(Component data from apps and pages)
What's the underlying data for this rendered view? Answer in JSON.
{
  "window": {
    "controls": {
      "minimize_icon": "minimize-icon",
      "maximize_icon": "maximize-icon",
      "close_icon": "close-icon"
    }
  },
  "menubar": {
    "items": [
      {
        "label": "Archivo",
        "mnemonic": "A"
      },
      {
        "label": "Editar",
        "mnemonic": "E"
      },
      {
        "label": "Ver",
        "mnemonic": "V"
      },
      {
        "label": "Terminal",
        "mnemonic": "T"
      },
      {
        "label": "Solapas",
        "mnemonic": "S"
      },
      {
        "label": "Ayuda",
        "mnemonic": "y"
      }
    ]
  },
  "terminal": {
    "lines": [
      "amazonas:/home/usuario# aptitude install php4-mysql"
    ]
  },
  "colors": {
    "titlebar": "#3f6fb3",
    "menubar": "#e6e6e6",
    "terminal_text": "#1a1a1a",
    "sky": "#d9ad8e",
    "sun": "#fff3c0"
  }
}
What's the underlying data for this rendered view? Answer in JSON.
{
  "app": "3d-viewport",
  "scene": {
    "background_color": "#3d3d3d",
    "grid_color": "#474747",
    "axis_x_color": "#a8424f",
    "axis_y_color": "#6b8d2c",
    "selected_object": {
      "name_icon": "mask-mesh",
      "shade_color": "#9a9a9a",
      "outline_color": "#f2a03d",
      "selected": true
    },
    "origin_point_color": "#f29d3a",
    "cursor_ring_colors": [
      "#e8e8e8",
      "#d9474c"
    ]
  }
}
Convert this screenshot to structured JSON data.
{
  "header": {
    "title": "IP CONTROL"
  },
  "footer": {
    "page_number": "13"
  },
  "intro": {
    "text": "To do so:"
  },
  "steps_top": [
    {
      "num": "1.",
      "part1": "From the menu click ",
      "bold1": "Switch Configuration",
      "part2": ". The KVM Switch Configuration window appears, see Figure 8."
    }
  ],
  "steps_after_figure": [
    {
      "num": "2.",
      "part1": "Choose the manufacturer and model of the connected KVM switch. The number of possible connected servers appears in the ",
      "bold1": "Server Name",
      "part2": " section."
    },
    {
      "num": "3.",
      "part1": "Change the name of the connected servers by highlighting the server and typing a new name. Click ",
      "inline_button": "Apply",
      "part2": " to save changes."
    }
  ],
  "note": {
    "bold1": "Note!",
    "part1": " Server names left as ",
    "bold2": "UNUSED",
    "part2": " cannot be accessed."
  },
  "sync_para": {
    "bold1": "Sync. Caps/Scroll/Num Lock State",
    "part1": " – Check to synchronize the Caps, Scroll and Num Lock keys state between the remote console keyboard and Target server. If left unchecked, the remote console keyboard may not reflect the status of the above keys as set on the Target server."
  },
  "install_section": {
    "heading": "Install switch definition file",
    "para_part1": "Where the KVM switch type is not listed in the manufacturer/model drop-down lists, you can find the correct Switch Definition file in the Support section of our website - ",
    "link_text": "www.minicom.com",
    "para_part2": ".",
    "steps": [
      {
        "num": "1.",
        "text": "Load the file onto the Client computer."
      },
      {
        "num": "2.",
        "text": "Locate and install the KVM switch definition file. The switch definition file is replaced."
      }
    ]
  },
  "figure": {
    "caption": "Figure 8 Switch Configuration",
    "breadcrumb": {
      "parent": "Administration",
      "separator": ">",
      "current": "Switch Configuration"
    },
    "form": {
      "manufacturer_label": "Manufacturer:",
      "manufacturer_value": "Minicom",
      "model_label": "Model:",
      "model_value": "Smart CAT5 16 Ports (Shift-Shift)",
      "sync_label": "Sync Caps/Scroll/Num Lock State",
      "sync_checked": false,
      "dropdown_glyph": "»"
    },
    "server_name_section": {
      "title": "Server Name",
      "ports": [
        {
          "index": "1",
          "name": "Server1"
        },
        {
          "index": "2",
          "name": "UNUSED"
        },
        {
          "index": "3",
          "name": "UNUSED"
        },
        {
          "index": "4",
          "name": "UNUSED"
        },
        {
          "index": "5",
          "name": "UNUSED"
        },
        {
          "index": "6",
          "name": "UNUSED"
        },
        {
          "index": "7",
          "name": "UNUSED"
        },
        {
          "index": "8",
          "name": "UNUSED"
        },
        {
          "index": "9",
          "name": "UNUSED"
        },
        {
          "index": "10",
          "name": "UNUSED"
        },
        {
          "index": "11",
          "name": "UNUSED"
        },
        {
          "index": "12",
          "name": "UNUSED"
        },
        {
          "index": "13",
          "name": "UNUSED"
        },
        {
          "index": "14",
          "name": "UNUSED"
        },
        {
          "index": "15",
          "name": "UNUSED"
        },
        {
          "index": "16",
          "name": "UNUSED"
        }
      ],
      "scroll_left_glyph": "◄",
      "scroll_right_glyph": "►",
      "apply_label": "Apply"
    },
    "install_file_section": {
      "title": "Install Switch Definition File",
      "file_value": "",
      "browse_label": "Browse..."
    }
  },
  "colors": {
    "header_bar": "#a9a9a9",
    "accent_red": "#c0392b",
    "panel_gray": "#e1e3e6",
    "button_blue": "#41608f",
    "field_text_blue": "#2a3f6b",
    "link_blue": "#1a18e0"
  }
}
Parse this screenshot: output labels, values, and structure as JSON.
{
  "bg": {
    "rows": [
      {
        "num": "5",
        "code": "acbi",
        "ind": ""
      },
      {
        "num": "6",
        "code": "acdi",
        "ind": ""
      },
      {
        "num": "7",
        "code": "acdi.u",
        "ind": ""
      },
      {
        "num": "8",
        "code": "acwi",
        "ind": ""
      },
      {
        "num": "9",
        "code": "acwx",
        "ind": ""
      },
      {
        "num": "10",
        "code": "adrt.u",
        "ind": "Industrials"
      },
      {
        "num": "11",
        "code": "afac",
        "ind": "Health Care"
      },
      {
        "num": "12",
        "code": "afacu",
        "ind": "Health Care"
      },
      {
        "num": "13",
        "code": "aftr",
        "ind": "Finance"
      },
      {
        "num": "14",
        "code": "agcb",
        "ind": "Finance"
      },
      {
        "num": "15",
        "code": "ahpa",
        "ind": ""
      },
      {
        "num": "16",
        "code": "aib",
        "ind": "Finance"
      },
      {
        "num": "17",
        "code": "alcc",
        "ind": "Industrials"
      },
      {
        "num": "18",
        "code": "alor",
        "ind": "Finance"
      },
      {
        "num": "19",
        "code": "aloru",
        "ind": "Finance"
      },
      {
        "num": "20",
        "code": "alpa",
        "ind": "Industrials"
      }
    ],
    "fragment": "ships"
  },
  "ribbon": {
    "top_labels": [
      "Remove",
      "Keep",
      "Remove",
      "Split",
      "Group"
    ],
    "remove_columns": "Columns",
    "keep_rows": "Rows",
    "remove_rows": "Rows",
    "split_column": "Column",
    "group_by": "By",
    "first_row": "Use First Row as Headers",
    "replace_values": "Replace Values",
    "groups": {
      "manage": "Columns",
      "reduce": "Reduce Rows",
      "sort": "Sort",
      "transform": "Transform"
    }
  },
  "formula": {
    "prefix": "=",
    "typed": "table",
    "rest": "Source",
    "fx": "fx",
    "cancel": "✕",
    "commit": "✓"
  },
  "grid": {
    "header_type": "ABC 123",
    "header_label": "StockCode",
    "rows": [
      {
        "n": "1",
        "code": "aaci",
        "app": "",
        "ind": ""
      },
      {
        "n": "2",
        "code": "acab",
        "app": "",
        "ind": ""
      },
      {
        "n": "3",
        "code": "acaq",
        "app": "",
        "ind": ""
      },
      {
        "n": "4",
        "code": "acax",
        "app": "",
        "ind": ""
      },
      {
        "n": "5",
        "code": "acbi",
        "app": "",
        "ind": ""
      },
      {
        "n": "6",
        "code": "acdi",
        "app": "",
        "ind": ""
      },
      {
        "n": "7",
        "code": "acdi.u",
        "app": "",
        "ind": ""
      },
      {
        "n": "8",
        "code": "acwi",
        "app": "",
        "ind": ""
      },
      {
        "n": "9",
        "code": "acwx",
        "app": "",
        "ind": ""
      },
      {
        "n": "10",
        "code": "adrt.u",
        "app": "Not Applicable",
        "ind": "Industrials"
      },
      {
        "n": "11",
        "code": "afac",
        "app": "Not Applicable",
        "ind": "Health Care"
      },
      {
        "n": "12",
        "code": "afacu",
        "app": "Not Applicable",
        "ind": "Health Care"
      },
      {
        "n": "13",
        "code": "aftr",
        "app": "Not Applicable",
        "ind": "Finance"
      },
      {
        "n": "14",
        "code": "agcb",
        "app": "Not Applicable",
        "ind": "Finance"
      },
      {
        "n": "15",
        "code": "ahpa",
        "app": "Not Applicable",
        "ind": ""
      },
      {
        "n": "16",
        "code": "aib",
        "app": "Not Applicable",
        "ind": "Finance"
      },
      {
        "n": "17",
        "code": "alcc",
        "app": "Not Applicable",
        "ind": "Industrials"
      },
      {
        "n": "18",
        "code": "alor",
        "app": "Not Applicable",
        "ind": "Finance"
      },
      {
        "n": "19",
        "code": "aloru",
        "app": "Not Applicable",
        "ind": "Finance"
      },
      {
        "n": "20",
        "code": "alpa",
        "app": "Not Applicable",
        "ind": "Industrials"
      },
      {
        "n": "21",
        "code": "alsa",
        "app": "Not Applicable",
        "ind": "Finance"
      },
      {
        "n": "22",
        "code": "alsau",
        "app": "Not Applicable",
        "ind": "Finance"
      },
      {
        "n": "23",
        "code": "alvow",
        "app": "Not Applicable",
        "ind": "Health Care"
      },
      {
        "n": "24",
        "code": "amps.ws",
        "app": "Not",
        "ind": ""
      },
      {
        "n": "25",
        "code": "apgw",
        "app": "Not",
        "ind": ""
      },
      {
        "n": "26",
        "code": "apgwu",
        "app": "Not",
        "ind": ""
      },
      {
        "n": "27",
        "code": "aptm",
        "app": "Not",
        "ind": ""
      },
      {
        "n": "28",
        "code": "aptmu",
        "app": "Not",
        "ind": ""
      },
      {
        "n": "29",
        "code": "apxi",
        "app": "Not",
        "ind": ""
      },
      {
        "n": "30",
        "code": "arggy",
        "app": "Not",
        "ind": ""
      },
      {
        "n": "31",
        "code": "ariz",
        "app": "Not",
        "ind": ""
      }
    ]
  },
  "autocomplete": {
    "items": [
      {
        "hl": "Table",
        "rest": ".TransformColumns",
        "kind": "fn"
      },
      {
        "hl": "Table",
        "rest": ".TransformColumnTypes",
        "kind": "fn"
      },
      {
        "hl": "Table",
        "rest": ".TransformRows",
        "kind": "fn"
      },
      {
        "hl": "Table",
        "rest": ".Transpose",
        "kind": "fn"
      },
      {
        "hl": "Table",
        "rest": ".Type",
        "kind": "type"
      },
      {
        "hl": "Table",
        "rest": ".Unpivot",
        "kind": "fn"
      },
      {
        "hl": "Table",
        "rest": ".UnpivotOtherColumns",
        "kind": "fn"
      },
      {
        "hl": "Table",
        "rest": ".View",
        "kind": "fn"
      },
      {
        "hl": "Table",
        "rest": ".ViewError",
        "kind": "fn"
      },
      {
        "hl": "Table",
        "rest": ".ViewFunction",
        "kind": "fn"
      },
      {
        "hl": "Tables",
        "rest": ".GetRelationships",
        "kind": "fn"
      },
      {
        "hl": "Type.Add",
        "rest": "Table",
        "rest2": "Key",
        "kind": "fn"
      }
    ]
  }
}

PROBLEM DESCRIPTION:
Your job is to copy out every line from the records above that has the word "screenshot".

REPLY:
Convert this screenshot to structured JSON data.
Parse this screenshot: output labels, values, and structure as JSON.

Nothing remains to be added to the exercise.